Twenty mad scientists and their support staff celebrated the Queen's Golden Jubilee with a feast of roast turkey and seasonal vegetables – in pitch darkness on the South Pole.

The festivities took place on the same day Londoners toasted Her Maj in the blazing sunshine with cold champagne and fresh strawberries, before being ferried home on all night tube trains.

But the British Antarctic Survey (BAS) had to make do with husky-drawn sleds, and the nearest the boffins got to scorching was when they lit the Jubilee beacon in the middle of the night, in order to coincide with Liz lighting up at 2245 GMT on The Mall.

The sub-zero temperatures meant the team chef, from Cambridge, had to order staff to munch their vegetables at record pace, for fear the produce would freeze and give them deadly frostbite of the throat.

'By the time my carrots hit the plate, they were beginning to turn into of orange icicles,' said one royalist adventurer. 'And I had to sit on my asparagus to defrost it.' In spite of the less than ideal conditions for a knees-up, the event gave some people a chance to set the record straight.

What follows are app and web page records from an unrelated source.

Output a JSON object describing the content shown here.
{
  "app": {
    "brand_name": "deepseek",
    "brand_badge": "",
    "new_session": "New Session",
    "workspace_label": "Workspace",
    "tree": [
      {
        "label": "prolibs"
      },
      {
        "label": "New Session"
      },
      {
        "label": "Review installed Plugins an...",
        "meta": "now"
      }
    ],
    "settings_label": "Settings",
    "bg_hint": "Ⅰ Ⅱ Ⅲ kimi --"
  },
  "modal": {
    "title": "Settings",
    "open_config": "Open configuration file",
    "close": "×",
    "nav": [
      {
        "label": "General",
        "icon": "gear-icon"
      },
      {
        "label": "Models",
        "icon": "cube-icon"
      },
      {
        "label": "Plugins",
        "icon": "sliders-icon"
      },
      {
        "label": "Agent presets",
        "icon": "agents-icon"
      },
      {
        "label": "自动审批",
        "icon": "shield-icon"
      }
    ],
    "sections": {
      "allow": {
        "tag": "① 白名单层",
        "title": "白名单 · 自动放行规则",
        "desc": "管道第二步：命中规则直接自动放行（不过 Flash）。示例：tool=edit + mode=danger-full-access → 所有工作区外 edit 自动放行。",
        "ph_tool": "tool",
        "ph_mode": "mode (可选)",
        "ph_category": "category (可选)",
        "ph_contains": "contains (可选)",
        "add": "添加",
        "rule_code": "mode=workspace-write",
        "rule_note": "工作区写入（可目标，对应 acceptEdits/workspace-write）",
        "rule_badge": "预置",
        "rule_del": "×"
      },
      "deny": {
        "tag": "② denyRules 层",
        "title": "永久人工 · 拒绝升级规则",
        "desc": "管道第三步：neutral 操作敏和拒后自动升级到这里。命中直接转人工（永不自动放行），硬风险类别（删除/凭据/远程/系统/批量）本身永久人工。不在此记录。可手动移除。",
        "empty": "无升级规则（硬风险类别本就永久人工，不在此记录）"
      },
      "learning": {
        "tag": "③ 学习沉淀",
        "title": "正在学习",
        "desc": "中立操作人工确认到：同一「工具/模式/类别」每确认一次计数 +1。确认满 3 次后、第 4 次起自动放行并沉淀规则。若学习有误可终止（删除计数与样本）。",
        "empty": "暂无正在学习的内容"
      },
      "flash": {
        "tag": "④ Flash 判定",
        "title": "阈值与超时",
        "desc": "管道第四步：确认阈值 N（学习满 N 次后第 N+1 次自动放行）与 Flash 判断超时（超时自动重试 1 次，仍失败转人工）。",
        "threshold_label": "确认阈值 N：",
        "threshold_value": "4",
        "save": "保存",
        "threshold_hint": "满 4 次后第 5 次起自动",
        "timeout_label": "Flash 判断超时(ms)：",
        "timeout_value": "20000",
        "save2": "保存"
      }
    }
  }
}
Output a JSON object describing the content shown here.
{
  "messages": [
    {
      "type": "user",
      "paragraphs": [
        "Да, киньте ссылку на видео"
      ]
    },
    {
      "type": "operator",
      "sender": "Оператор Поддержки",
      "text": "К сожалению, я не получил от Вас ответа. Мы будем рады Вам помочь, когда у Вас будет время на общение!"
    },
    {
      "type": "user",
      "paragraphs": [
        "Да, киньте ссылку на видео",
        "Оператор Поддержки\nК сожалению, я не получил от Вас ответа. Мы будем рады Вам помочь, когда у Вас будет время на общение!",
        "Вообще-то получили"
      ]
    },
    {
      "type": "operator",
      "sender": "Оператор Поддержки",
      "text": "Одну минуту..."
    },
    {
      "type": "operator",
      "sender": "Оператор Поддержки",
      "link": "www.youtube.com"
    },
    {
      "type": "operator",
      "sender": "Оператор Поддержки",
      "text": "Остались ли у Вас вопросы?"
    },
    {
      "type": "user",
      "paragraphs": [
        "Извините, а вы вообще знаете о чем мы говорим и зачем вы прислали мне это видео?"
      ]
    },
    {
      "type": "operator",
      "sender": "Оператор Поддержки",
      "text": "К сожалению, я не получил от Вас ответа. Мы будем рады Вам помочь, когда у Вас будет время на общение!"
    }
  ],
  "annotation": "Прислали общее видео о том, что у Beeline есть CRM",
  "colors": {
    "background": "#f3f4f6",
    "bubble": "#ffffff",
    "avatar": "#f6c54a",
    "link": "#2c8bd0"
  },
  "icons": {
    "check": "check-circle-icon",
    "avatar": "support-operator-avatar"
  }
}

One male member of research staff, who was into trainspotting and stamp collecting at school and never had much luck with the fairer sex, said: 'After years of being a social outcast, I would like to remind those who made my life a misery that I have just been to the coolest party in the world.'